## What the exercise asks
Among the entries below, find all lines that include "heading" and copy them.

## Input
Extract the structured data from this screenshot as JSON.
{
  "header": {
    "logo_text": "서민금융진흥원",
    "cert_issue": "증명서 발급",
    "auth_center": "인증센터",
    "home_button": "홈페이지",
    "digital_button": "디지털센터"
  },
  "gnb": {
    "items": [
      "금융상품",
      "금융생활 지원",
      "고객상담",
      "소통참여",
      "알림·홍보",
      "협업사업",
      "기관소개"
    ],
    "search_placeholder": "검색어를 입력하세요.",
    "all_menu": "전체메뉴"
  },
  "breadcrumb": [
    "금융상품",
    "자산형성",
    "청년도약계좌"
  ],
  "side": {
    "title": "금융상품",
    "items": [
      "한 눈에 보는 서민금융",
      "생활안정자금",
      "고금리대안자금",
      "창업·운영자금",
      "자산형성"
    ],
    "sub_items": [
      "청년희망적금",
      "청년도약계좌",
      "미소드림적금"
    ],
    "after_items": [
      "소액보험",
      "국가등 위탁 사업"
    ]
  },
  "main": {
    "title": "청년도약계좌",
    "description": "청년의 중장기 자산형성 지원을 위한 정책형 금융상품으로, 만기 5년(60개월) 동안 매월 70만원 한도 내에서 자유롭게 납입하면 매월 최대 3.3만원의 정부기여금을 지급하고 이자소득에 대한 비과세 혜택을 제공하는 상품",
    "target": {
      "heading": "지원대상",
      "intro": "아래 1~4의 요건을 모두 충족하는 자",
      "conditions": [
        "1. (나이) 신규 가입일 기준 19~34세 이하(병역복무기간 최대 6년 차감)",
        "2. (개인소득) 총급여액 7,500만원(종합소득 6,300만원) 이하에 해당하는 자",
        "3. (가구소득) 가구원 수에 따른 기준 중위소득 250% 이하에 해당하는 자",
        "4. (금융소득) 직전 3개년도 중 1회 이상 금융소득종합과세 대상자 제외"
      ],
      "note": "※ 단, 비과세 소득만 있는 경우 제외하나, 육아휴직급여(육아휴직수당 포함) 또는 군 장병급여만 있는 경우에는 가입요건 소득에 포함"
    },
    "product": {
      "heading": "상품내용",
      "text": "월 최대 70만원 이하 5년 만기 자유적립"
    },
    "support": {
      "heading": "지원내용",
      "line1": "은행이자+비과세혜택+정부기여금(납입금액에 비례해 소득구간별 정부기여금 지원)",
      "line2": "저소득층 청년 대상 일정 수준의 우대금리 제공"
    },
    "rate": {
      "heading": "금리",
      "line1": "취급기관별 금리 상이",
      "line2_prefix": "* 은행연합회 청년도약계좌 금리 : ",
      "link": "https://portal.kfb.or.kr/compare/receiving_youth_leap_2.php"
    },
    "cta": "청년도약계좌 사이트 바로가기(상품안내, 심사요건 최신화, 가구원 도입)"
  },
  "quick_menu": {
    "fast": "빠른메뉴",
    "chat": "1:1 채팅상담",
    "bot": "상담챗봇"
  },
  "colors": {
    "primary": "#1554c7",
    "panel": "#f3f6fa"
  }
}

## Exercise output
      "heading": "지원대상",
      "heading": "상품내용",
      "heading": "지원내용",
      "heading": "금리",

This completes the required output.